Design, Setting, and Participants: Between March 11, 2011, and May 26, 2014, 39 patients with either clinically isolated syndrome (CIS) ON (n = 18) or other CIS (non-ON) (n = 21) were recruited 1 to 28 months following an initial clinical event. These patients enrolled in an ongoing prospective cohort study (107 participants at the time of this present study) about the disease course of CIS and multiple sclerosis. Inclusion criteria were an age of 18 to 65 years, the suggestive clinical and paraclinical diagnosis of CIS or multiple sclerosis after relevant differential diagnoses have been ruled out, the existence of complete imaging data, and no ocular comorbidities. Anatomical connectivity was evaluated by diffusion tensor imaging, and functional connectivity was evaluated by resting-state functional magnetic resonance imaging. The visual pathways, including optic tracts, optic radiations, and splenial fibers, were delineated, and the resting-state visual networks were detected. Data analysis took place from September 1, 2015, to December 1, 2015.
Main Outcomes and Measures: Connectivity changes were quantified and compared to determine the association of ON with the visual network.
Results: This study included 18 patients with CIS ON, 11 (61%) of whom were women with a mean (SD) age of 32.83 (8.53) years, and 21 patients with CIS non-ON (11 [52%] of whom were women with a mean [SD] age of 30.86 [7.54] years). With the use of diffusion tensor imaging, reduced diffusivity (mean [SD] fractional anisotropy, 0.35 [0.03] vs 0.38 [0.03]; P < .01) was evident along the optic tracts of patients with ON, suggesting the extension of axonal injury from the damaged optic nerve. Neither the optic radiations nor the splenial fibers showed evidence of loss of integrity. Yet, in the presence of an intact postgeniculate anatomical network, the functional connectivity within the visual network was higher in the ON cohort. Functional connectivity observed in cortical motion-related areas was inversely correlated with the visual evoked potential-measured conduction velocity (r = -0.59; P < .05).

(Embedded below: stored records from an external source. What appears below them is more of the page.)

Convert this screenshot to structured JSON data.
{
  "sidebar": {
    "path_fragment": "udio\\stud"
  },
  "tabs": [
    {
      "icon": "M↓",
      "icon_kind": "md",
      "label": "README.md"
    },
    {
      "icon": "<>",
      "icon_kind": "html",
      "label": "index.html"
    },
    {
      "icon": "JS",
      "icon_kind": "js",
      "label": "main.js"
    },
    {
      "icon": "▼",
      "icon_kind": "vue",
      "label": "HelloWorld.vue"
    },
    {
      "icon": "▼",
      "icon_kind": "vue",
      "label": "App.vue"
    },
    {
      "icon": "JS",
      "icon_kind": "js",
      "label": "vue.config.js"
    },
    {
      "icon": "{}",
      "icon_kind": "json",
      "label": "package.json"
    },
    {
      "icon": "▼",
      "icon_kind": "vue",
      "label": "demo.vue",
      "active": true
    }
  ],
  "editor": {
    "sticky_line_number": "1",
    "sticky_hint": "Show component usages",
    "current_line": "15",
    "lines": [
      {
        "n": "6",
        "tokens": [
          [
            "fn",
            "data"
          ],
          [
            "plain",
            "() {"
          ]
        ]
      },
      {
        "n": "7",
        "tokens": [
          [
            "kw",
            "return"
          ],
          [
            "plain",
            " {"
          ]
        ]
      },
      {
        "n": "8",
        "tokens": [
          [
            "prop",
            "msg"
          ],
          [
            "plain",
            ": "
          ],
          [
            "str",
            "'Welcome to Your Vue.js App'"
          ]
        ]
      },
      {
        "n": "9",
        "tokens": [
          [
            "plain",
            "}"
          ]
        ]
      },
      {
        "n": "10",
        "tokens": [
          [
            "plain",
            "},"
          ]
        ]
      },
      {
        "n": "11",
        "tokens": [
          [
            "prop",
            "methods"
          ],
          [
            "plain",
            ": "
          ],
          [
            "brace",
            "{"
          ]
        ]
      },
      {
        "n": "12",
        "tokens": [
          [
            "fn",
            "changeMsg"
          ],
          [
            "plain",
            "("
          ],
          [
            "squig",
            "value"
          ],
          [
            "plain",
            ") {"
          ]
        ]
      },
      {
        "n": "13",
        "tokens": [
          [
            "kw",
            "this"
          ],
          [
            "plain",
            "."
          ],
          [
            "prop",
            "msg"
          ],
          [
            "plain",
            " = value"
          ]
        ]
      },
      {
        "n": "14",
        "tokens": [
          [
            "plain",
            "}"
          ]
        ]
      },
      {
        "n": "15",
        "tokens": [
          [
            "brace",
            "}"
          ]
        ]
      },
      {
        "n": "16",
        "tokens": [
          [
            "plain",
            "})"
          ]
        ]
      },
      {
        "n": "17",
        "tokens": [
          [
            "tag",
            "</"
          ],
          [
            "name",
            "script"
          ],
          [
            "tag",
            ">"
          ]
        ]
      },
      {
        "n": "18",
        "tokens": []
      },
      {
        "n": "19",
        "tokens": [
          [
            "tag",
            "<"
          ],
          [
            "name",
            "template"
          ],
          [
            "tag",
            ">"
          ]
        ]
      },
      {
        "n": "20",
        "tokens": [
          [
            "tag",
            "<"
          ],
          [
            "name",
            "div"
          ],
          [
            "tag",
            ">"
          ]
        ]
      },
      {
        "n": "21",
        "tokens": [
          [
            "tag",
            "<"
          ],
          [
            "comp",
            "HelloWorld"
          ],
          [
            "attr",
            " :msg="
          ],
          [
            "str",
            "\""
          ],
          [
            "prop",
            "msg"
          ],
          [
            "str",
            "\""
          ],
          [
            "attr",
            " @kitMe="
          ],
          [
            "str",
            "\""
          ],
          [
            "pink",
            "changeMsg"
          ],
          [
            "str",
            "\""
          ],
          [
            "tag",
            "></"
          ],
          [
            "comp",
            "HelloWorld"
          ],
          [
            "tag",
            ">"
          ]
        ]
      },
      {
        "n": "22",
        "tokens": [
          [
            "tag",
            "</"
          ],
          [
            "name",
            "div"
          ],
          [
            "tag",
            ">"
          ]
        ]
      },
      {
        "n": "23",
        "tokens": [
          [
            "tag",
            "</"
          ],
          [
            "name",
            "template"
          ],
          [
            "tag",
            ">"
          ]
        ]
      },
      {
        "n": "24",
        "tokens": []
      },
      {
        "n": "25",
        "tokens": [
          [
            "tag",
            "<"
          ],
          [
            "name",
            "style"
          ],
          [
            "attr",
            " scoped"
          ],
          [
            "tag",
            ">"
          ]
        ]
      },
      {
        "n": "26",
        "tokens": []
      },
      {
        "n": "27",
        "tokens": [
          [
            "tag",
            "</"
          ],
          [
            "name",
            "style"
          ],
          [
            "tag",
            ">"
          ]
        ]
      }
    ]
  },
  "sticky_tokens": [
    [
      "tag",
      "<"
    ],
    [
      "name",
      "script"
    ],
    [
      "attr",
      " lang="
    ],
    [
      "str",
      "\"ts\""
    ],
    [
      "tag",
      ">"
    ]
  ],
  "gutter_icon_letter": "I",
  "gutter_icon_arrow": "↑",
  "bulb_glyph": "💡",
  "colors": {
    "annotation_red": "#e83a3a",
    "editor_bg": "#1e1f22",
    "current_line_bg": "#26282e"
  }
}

Conclusions and Relevance: In this cohort, local optic nerve demyelinating damage does not affect distant wiring, but even in the presence of an intact anatomical network, functional modification may occur. These functional network changes may be part of the recovery process, but further research is needed to elucidate this process.